  • 25. The Realities? • However, use of the web can be used by specific groups for: – Visibility and publicity – Organisation and mobilisation – Coordination and collaboration (Rheingold – smart mobs) • Can often be short term issues • Or is online activism merely “slacktivism”? (Morozov) • Lievrouw shows how Global Justice Movement use the internet for: – Co-ordination – Platform – Engagement (limited)
  • 26. Morozov • MYTH of Twitter Revolution in Arab countries • The Iranian Government is still in power! • What are people REALLY using the web for? – Uses research in Eastern Europe and Middle East – Sex, shopping and entertainment – This is the REAL American Dream – Authoritarian Governments happy for this to continue
  • 27. Morozov • View that the web is emancipatory is a “mis-reading of history” • Part of the technologically deterministic, cyber-utopian “Google Doctrine” or “Twitter Agenda” – an exaggeration • Governments are actually using the web for propaganda, control, surveillance, censorship and suppression
  • 28. Imagine OK, but
  • 29. Charles Leadbeater Clay Shirky
  • 30. Tapscott & Williams Peering Free Creativity Democracy Global Thinking Perfect Storm – technology, digital natives, economics.

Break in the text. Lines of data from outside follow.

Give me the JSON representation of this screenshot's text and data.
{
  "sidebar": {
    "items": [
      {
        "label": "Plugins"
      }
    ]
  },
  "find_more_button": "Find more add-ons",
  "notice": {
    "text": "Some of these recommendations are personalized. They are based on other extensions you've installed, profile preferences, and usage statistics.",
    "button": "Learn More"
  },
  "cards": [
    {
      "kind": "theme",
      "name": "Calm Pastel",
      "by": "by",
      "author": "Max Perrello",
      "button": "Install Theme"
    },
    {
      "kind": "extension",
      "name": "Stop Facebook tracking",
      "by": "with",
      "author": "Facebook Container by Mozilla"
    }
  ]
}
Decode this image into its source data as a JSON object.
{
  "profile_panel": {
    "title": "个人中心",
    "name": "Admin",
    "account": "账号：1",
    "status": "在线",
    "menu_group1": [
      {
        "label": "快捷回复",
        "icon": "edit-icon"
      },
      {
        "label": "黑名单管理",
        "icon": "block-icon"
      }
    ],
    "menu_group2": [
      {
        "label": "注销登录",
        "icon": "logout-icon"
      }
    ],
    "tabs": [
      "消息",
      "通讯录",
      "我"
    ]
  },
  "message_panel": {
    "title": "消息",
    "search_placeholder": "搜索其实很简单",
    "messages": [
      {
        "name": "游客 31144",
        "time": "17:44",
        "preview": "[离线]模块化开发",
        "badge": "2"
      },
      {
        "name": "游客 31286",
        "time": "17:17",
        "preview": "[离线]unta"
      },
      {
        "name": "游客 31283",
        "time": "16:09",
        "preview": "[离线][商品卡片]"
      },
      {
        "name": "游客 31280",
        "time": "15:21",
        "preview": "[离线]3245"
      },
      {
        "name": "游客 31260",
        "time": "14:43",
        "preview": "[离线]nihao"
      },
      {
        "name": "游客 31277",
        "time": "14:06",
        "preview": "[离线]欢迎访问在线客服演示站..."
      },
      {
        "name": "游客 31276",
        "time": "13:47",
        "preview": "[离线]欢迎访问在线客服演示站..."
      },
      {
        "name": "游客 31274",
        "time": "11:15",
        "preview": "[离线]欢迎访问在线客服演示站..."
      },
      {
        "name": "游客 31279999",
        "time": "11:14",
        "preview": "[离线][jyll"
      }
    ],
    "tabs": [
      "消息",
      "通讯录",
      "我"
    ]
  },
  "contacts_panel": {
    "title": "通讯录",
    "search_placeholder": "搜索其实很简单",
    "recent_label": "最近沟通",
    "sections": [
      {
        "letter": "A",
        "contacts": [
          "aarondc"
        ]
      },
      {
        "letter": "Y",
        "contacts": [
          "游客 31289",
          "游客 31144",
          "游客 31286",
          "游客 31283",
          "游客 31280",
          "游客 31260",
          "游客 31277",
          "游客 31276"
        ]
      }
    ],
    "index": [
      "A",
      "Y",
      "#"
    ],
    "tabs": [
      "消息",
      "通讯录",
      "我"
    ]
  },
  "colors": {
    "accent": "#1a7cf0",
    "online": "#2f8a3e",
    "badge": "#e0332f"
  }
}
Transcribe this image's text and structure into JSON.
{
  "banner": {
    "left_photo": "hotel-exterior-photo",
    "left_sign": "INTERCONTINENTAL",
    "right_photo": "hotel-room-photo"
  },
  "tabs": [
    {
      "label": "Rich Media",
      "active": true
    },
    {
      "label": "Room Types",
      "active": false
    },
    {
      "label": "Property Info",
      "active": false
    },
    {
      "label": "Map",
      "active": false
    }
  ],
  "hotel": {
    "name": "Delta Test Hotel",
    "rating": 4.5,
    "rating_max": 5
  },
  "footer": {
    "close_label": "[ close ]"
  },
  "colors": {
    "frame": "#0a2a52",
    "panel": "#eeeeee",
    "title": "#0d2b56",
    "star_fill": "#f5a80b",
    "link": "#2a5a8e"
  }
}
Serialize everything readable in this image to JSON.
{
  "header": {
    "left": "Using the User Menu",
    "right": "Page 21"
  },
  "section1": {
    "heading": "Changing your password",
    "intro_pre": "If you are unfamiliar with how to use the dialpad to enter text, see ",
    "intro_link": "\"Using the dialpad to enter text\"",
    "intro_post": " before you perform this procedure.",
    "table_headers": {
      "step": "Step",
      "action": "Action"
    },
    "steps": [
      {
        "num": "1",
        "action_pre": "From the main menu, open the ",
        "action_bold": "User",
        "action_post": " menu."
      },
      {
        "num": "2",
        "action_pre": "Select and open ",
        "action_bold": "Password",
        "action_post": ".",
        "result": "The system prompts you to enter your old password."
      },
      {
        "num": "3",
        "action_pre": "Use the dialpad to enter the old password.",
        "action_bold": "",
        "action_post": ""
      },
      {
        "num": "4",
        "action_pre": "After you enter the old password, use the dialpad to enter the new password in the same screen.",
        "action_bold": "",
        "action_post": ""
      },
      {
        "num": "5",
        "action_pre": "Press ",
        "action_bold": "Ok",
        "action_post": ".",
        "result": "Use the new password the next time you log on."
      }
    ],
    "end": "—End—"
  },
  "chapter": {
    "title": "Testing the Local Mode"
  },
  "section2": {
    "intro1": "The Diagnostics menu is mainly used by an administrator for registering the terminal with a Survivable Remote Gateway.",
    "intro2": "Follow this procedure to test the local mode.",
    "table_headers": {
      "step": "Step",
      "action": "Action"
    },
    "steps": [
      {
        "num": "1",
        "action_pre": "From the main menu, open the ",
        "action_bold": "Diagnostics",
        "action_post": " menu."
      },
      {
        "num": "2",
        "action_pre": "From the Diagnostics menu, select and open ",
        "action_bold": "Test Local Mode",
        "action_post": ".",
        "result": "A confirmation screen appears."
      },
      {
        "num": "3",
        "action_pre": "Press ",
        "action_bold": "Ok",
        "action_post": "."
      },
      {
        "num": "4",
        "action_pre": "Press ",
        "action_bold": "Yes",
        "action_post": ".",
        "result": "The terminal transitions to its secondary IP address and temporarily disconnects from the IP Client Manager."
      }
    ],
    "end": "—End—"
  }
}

  • 31. Present Shock? Alvin Toffler’s radical 1970 book, Future Shock, theorized that things were changing so fast we would soon lose the ability to cope. Rushkoff argues that the future is now and we’re contending with a fundamentally new challenge. Whereas Toffler said we were disoriented by a future that was careening toward us, Rushkoff argues that we no longer have a sense of a future, of goals, of direction at all. We have a completely new relationship to time; we live in an always-on “now,” where the priorities of this moment seem to be everything. Wall Street traders no longer invest in a future; they expect profits off their algorithmic trades themselves, in the ultra-fast moment. Voters want immediate results from their politicians, having lost all sense of the historic timescale on which government functions. Kids txt during parties to find out if there’s something better happening in the moment, somewhere else.
  • 32. Bart’s research Douglas Rushkoff
  • 33. The right answer = Yes and No
  • 34. Always back to this .. … to measure this